## TASK GOAL
From the entries below, list each line with "same".

## EXERCISE INPUTS
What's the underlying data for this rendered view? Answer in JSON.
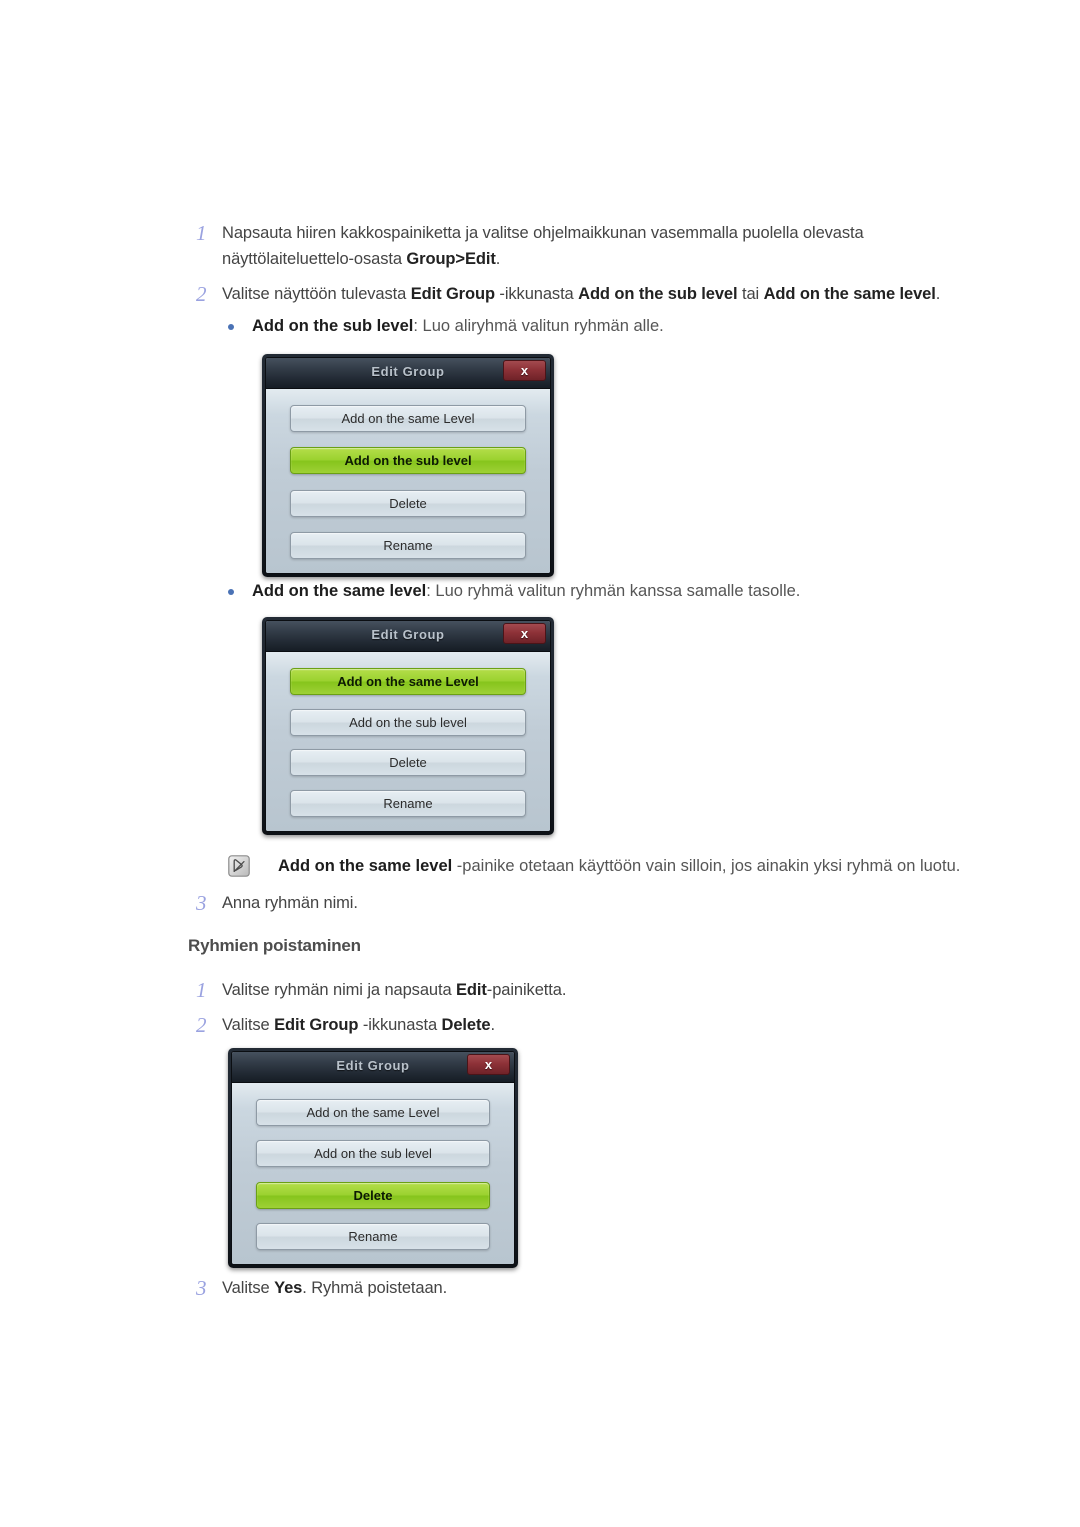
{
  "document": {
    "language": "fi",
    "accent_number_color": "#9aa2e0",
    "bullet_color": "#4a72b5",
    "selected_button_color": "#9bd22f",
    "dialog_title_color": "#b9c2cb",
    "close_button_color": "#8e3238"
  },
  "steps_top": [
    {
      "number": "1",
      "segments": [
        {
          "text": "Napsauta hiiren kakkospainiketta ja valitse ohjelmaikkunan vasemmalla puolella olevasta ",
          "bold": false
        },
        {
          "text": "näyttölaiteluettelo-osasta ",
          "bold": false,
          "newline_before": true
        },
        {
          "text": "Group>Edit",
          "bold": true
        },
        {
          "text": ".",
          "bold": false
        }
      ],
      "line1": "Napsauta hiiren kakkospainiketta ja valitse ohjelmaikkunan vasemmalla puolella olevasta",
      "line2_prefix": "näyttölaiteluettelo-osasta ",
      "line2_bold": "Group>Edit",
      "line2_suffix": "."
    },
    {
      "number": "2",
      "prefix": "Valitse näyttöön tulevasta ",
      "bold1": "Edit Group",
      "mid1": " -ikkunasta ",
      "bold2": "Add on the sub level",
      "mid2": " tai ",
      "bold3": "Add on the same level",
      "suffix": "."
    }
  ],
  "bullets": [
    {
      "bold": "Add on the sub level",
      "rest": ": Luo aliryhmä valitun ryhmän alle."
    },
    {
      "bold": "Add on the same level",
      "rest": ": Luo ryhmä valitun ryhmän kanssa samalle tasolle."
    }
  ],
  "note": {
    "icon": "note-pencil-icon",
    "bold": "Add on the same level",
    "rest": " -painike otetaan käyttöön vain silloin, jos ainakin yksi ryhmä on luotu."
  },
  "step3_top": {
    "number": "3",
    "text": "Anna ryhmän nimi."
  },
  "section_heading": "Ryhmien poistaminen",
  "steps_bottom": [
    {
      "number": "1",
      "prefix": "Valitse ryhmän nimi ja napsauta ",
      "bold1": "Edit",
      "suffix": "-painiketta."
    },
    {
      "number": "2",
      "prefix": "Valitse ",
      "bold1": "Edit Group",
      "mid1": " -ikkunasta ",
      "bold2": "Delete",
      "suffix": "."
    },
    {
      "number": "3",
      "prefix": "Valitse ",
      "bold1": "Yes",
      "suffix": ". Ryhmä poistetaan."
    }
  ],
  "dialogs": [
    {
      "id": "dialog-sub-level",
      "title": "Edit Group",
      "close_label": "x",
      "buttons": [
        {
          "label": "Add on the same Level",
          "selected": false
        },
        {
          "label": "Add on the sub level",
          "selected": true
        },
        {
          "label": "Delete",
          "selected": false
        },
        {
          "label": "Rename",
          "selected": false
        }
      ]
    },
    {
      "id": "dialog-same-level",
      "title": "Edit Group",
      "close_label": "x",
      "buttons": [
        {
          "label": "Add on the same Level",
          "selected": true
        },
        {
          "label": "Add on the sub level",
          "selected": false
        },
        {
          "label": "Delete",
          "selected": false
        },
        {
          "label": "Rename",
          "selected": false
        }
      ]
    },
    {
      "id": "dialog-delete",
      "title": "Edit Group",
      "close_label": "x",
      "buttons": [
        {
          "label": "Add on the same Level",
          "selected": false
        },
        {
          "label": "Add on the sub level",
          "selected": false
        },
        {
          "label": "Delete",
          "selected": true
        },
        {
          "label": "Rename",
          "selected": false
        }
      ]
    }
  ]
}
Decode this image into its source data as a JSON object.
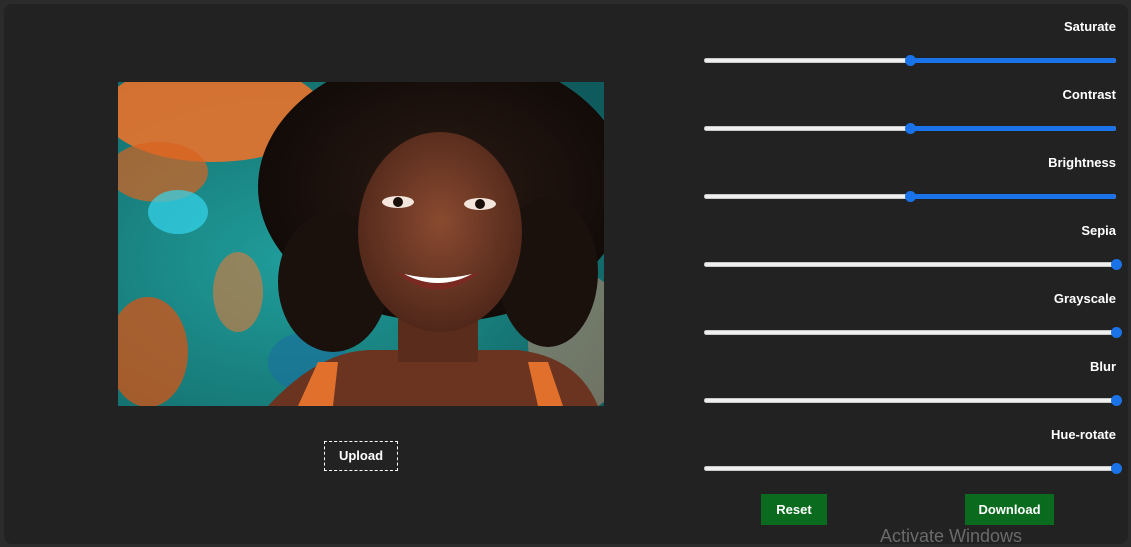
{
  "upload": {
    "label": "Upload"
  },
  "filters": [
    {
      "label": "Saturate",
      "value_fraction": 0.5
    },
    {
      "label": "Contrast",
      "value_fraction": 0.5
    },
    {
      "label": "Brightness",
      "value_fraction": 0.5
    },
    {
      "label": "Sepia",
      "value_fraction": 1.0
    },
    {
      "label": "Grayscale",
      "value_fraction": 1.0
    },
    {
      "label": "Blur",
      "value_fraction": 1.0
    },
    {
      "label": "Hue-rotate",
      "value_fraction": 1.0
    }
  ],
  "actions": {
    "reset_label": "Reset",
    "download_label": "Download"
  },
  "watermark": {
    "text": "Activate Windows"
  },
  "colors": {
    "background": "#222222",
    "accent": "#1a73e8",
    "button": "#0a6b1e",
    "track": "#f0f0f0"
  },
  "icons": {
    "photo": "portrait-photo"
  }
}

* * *

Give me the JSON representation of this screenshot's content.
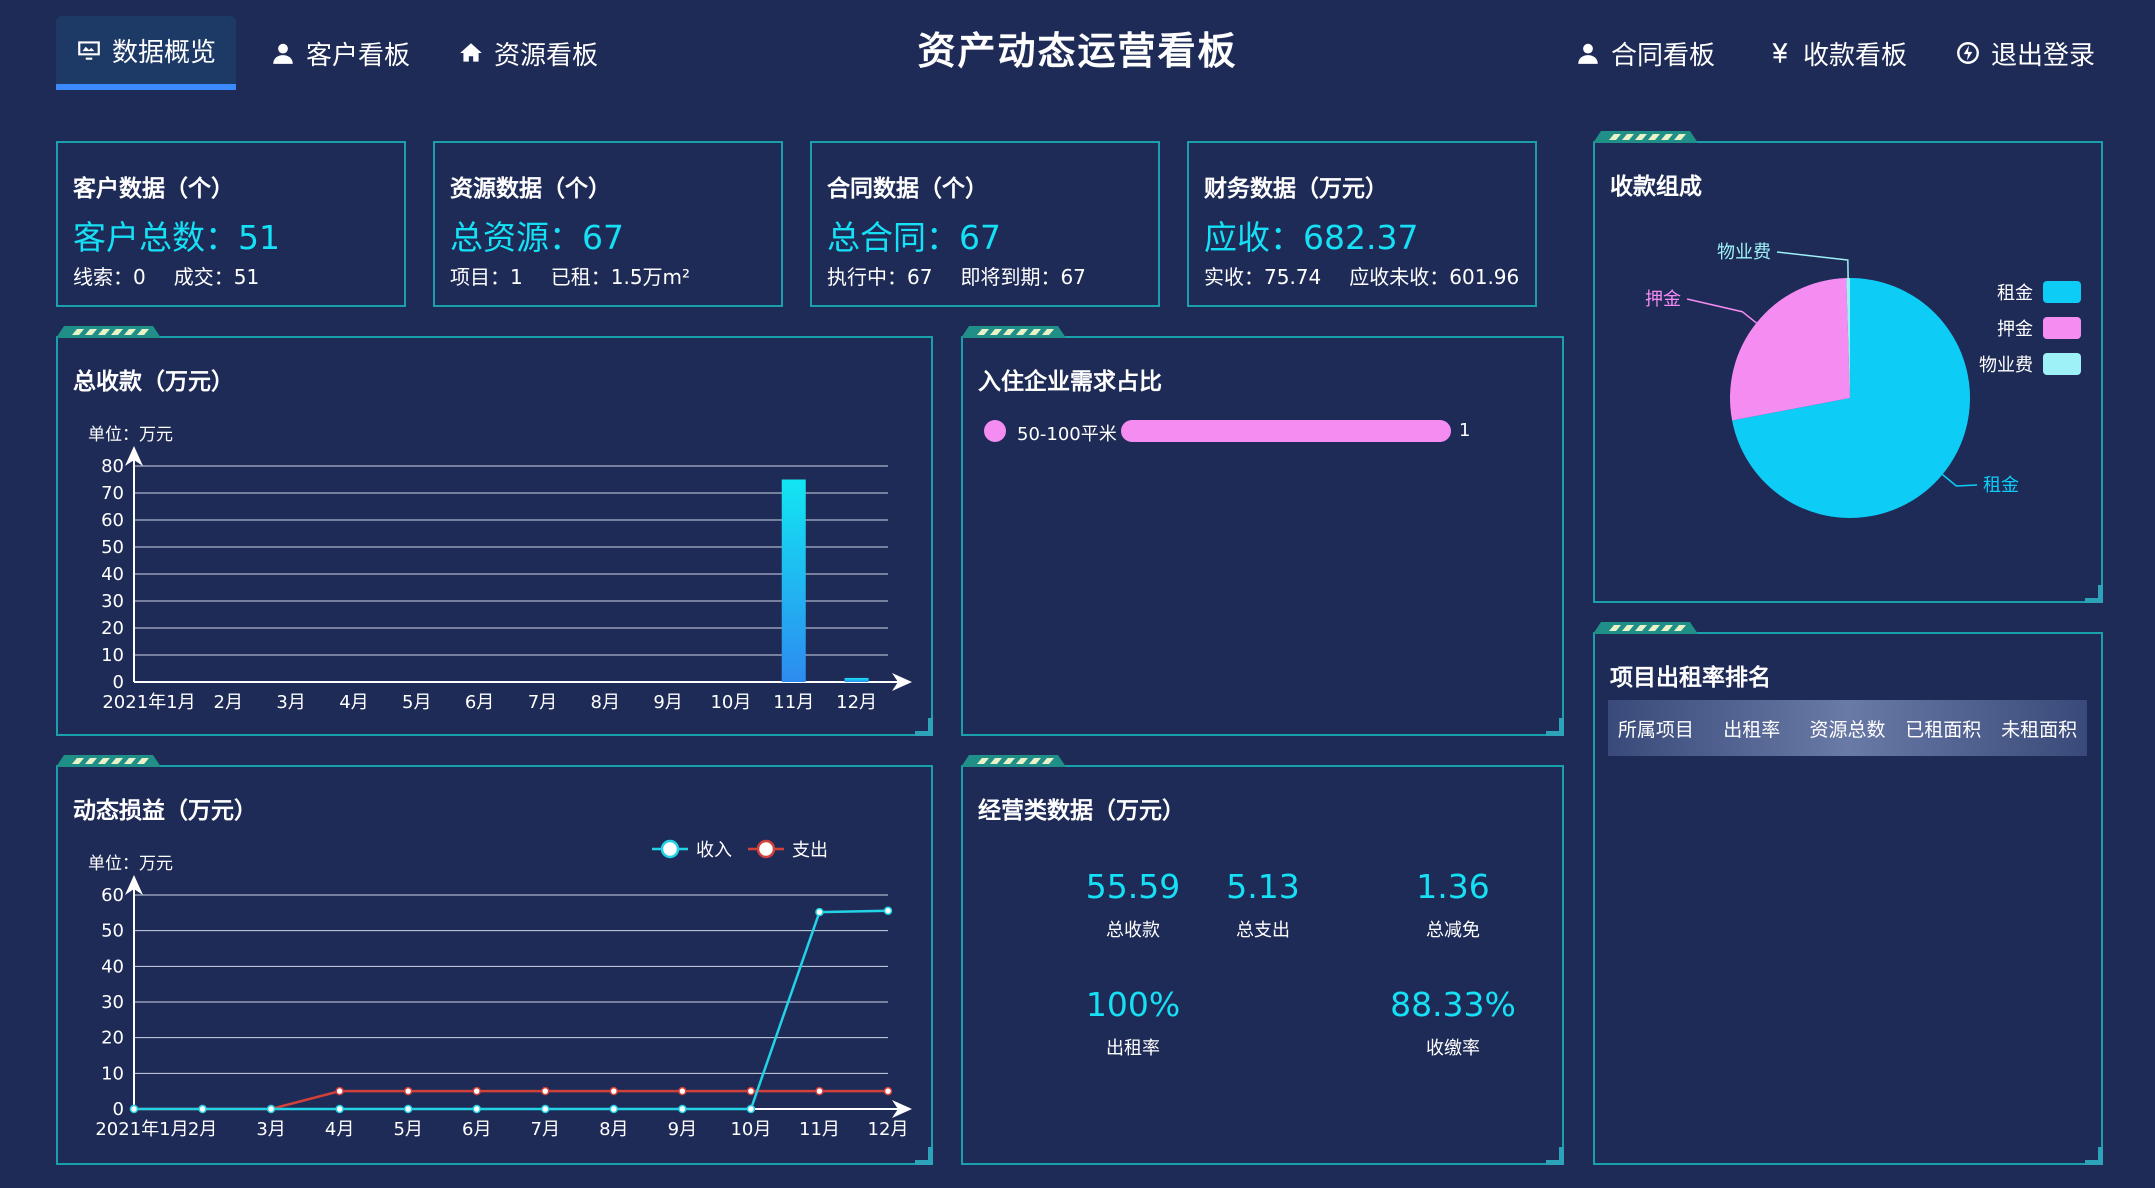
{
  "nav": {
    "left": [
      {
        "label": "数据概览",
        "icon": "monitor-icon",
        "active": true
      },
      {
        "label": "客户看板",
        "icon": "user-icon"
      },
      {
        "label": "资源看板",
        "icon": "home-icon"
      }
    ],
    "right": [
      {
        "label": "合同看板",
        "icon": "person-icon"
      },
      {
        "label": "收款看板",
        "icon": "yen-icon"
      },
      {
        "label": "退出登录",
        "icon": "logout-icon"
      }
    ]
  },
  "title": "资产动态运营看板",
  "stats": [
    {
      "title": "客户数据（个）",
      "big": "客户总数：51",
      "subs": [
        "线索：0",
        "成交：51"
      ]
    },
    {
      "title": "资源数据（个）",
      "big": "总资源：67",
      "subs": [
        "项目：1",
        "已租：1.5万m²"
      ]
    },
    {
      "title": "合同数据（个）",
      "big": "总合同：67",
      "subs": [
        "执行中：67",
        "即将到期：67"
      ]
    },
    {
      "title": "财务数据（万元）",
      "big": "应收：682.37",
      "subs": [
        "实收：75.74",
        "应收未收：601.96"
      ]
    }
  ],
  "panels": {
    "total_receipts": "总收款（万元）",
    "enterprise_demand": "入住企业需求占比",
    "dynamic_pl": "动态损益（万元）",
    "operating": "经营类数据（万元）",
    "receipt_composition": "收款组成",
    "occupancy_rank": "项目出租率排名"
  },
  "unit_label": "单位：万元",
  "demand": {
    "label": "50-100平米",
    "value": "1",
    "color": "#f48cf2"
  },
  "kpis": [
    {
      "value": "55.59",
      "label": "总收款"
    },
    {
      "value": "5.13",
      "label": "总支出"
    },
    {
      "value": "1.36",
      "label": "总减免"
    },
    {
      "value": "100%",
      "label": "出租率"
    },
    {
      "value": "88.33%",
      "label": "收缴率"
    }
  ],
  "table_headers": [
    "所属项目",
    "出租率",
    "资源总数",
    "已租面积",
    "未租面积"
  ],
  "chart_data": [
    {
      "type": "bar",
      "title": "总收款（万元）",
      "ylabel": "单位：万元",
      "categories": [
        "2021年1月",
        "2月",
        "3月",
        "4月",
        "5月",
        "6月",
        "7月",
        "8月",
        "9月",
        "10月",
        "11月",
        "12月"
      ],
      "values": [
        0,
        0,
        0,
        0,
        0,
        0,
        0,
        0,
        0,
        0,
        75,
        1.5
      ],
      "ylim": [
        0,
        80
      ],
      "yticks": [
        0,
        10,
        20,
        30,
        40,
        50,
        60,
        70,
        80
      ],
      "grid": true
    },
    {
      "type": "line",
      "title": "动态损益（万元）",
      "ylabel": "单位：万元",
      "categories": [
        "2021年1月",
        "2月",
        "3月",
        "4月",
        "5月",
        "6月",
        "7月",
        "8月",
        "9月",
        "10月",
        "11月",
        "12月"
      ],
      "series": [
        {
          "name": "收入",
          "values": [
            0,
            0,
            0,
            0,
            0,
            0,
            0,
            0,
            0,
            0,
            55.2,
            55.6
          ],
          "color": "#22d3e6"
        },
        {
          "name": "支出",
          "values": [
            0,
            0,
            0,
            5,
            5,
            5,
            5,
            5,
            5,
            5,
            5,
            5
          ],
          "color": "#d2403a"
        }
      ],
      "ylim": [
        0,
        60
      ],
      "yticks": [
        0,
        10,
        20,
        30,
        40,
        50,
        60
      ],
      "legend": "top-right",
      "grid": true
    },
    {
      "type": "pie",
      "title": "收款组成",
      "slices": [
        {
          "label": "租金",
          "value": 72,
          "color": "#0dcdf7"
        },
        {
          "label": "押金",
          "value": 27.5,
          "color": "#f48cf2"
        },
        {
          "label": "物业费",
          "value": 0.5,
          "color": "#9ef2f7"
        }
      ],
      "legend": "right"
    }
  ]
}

## REPLY
      "bold3": "Add on the same level",
      "bold": "Add on the same level",
    "bold": "Add on the same level",
          "label": "Add on the same Level",
      "id": "dialog-same-level",
          "label": "Add on the same Level",
          "label": "Add on the same Level",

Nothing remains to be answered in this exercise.